WORK TO COMPLETE — In the entries below, how many lines hold the string "enabled"? Answer with the number only.
Content starts
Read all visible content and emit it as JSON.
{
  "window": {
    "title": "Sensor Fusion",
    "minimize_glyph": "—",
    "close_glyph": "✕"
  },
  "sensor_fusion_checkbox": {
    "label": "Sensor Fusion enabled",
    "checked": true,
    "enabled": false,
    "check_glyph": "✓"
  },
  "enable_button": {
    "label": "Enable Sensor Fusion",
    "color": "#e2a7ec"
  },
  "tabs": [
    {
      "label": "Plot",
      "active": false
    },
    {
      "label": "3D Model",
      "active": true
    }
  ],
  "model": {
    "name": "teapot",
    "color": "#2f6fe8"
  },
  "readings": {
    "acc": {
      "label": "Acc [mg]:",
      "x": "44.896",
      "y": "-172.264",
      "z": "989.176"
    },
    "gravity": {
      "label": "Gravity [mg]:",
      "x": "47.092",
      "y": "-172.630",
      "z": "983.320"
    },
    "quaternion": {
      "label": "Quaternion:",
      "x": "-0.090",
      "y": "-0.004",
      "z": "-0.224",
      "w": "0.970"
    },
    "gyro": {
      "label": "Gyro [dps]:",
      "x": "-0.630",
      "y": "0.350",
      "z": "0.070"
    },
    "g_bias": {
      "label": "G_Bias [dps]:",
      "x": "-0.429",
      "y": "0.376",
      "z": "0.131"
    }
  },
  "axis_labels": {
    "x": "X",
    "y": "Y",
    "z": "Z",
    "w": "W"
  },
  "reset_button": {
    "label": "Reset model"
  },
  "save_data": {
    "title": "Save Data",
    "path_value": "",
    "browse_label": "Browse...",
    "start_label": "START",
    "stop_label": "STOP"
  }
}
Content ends
TASK OUTPUT — 2